April 14, 2016
Dr. Jennifer C van Velkinburgh
Interpreting the Journal Impact Factor
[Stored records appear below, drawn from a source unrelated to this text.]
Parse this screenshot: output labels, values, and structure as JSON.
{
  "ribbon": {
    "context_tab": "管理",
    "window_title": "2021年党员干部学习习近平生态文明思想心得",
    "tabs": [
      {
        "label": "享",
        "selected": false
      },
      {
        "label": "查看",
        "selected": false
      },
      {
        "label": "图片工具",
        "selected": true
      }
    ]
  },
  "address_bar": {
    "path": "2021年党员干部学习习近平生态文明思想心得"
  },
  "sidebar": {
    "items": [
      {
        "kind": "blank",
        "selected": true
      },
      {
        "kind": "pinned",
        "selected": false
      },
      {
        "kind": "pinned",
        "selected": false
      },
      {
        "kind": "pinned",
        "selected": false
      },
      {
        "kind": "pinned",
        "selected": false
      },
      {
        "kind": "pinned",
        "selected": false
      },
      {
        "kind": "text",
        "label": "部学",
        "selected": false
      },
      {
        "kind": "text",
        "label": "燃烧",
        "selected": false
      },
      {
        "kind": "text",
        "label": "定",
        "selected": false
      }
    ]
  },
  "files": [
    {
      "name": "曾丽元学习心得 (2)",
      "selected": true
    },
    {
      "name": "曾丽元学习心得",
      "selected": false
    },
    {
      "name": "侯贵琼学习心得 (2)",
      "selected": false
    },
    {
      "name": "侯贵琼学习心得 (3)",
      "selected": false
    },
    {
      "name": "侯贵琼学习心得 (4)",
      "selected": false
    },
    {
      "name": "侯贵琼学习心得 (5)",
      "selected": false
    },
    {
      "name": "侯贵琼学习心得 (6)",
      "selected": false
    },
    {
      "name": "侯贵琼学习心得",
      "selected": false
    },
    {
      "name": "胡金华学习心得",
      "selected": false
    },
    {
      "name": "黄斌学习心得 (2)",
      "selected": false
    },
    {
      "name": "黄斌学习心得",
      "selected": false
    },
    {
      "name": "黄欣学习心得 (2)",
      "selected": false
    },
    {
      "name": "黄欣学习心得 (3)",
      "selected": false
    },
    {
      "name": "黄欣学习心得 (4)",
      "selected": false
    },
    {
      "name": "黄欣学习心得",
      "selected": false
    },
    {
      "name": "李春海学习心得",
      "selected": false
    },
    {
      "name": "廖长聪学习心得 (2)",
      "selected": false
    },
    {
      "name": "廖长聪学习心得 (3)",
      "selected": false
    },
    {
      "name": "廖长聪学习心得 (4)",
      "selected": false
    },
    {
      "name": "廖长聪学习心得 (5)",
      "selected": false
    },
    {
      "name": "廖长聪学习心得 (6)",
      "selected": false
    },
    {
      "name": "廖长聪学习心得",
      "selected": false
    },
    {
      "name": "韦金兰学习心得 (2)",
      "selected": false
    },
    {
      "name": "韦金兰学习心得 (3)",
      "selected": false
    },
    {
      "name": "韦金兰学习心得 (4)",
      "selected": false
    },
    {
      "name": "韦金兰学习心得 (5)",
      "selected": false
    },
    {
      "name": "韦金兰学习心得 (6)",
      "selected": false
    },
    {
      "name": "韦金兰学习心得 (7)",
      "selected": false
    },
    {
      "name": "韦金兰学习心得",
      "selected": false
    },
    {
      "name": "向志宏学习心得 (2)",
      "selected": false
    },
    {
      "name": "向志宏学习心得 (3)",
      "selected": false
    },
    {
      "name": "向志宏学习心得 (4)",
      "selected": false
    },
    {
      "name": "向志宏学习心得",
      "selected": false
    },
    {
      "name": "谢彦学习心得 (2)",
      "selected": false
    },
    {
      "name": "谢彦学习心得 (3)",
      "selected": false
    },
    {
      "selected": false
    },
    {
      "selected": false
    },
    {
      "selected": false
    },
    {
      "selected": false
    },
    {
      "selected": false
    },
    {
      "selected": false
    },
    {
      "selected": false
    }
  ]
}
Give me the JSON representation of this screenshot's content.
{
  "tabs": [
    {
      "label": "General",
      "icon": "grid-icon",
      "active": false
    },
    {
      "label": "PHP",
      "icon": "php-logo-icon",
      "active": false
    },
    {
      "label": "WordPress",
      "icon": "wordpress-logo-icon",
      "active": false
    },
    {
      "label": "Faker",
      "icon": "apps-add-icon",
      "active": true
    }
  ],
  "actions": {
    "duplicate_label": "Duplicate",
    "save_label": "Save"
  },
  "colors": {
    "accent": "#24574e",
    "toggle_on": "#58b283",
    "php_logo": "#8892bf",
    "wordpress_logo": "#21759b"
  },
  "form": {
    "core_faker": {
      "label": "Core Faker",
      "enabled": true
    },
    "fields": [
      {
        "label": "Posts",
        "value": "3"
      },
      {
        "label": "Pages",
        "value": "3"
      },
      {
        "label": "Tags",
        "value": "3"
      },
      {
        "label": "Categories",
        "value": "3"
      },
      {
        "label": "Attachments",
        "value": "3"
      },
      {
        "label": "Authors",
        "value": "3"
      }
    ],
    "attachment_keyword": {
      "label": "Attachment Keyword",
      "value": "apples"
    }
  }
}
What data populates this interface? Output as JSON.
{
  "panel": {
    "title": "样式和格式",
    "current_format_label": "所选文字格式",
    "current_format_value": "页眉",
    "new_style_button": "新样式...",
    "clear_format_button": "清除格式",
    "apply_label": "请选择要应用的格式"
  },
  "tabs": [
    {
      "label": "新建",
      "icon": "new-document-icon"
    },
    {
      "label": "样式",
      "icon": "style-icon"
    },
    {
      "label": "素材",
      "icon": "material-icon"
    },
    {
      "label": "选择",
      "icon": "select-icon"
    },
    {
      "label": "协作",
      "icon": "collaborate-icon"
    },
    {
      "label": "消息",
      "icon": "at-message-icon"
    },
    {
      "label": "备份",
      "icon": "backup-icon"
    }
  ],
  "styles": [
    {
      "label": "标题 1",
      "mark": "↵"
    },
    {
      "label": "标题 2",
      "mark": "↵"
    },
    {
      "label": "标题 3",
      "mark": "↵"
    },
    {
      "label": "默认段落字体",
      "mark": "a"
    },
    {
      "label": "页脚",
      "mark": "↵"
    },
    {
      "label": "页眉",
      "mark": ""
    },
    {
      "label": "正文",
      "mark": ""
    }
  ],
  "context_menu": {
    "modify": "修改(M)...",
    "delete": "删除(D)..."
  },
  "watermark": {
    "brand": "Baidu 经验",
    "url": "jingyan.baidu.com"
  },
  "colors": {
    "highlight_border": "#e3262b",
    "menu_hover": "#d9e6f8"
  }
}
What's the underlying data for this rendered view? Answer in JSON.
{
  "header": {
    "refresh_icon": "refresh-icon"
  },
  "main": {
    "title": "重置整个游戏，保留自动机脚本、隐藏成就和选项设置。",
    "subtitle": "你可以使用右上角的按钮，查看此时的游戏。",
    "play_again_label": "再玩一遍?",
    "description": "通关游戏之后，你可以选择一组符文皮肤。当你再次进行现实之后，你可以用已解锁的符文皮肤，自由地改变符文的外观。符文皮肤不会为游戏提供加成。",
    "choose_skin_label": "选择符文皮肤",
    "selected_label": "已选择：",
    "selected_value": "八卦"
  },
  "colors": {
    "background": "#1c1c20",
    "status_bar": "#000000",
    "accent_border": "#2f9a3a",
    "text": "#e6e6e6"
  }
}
While the IF can indicate the importance of a journal within its field, it is a problematic metric and must be interpreted carefully. First, newer journals have lower IFs, as they have not had a long enough time to garner as many citations of their collective articles as the journals with longer history of publication. Second, review articles tend to be cited more than original articles, and journals that publish reviews tend to have higher IFs. Third, there is known variation in JIF ranges and distributions between disciplines; to help counter this, the JCR provides subject category listings to give a focused comparison of what is a high IF in a particular discipline and/or field. In today’s industry of journal publication, the internet (e-publication) has expanded global reach of every journal. There has been a concomitant increase in people’s interest in reading and contributing to science and medicine publications. Unfortunately, not every person’s interests have been altruistic or pure. Publication is an integral part of a researcher’s career success – or survival. Researchers whose objective is primarily, or solely, to gain personal glory (such as those who are facing a promotion review deadline, or motivated by a monetary bonus for publications) without care for integrity of their data or perseverance of their findings, and businessmen out to make money (establishing flash-in-the-pan predatory publishers who seek easy revenue by charging a fee-for-publication to the former) represent a substantial challenge to publication ethics and integrity today. One way to combat these challenging populations is to look at the JIF calculated on a 5-year scale.